======== RECORDED INFORMATION ========

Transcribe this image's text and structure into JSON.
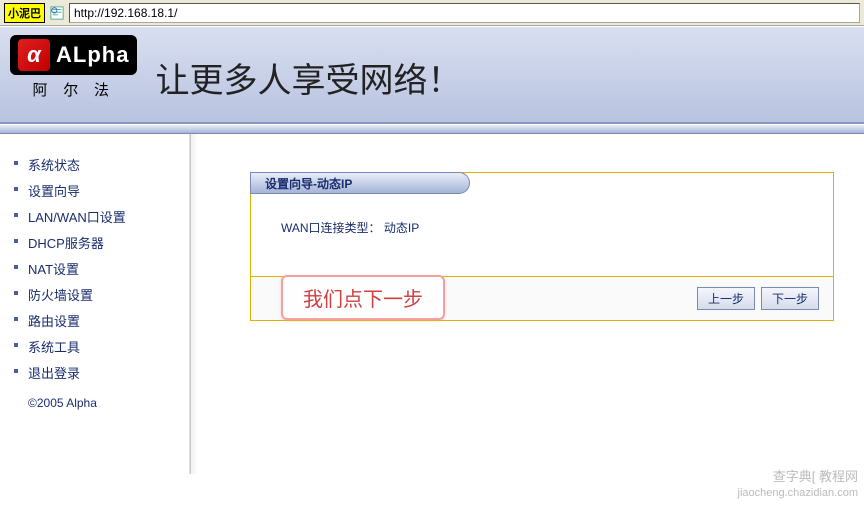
{
  "browser": {
    "badge": "小泥巴",
    "url": "http://192.168.18.1/"
  },
  "header": {
    "logo_mark": "α",
    "logo_text": "ALpha",
    "logo_cn": "阿 尔 法",
    "slogan": "让更多人享受网络！"
  },
  "sidebar": {
    "items": [
      {
        "label": "系统状态"
      },
      {
        "label": "设置向导"
      },
      {
        "label": "LAN/WAN口设置"
      },
      {
        "label": "DHCP服务器"
      },
      {
        "label": "NAT设置"
      },
      {
        "label": "防火墙设置"
      },
      {
        "label": "路由设置"
      },
      {
        "label": "系统工具"
      },
      {
        "label": "退出登录"
      }
    ],
    "copyright": "©2005 Alpha"
  },
  "panel": {
    "title": "设置向导-动态IP",
    "body_label": "WAN口连接类型：",
    "body_value": "动态IP",
    "prev_label": "上一步",
    "next_label": "下一步"
  },
  "callout": "我们点下一步",
  "watermark": {
    "line1": "查字典[ 教程网",
    "line2": "jiaocheng.chazidian.com"
  }
}
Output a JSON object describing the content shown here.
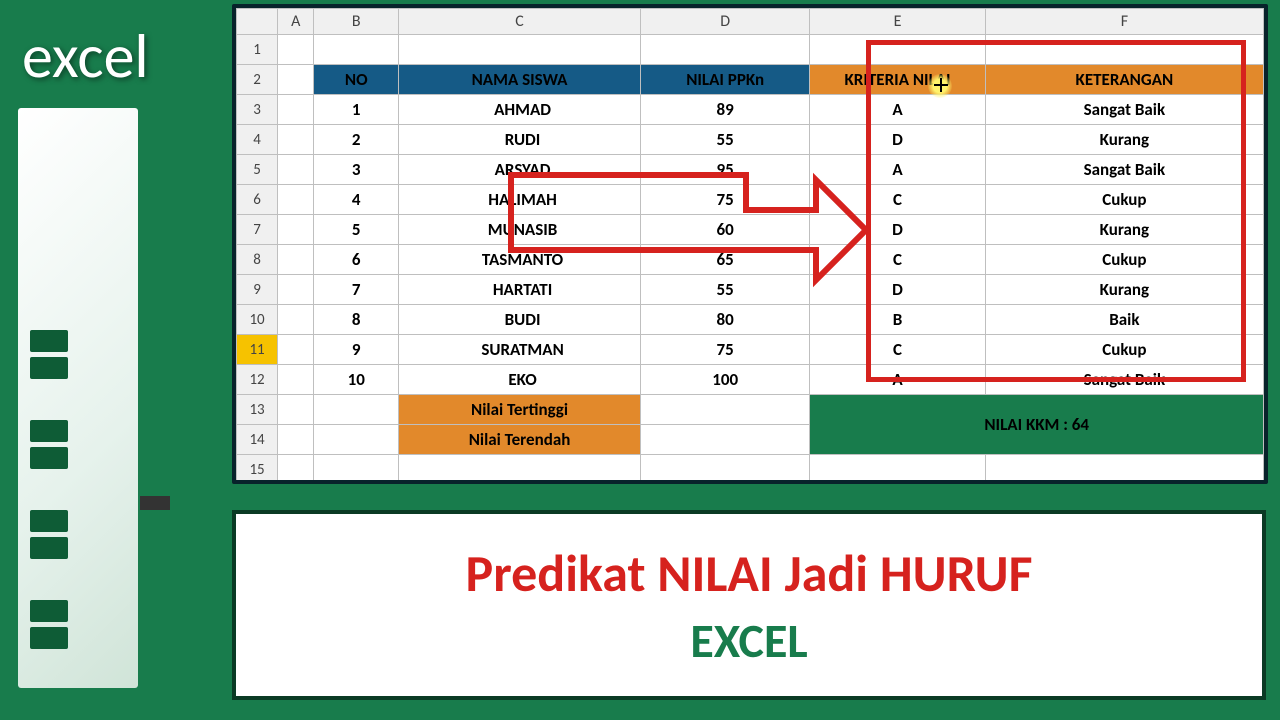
{
  "brand": "excel",
  "columns": [
    "",
    "A",
    "B",
    "C",
    "D",
    "E",
    "F"
  ],
  "rows": [
    "1",
    "2",
    "3",
    "4",
    "5",
    "6",
    "7",
    "8",
    "9",
    "10",
    "11",
    "12",
    "13",
    "14",
    "15"
  ],
  "selectedRow": "11",
  "headers": {
    "no": "NO",
    "nama": "NAMA SISWA",
    "nilai": "NILAI PPKn",
    "kriteria": "KRITERIA NILAI",
    "ket": "KETERANGAN"
  },
  "students": [
    {
      "no": "1",
      "nama": "AHMAD",
      "nilai": "89",
      "krit": "A",
      "ket": "Sangat Baik"
    },
    {
      "no": "2",
      "nama": "RUDI",
      "nilai": "55",
      "krit": "D",
      "ket": "Kurang"
    },
    {
      "no": "3",
      "nama": "ARSYAD",
      "nilai": "95",
      "krit": "A",
      "ket": "Sangat Baik"
    },
    {
      "no": "4",
      "nama": "HALIMAH",
      "nilai": "75",
      "krit": "C",
      "ket": "Cukup"
    },
    {
      "no": "5",
      "nama": "MUNASIB",
      "nilai": "60",
      "krit": "D",
      "ket": "Kurang"
    },
    {
      "no": "6",
      "nama": "TASMANTO",
      "nilai": "65",
      "krit": "C",
      "ket": "Cukup"
    },
    {
      "no": "7",
      "nama": "HARTATI",
      "nilai": "55",
      "krit": "D",
      "ket": "Kurang"
    },
    {
      "no": "8",
      "nama": "BUDI",
      "nilai": "80",
      "krit": "B",
      "ket": "Baik"
    },
    {
      "no": "9",
      "nama": "SURATMAN",
      "nilai": "75",
      "krit": "C",
      "ket": "Cukup"
    },
    {
      "no": "10",
      "nama": "EKO",
      "nilai": "100",
      "krit": "A",
      "ket": "Sangat Baik"
    }
  ],
  "footer": {
    "tertinggi": "Nilai Tertinggi",
    "terendah": "Nilai Terendah",
    "kkm": "NILAI KKM : 64"
  },
  "title": {
    "line1": "Predikat NILAI Jadi HURUF",
    "line2": "EXCEL"
  }
}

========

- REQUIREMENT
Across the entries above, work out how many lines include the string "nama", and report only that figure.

- WRITTEN RESPONSE
11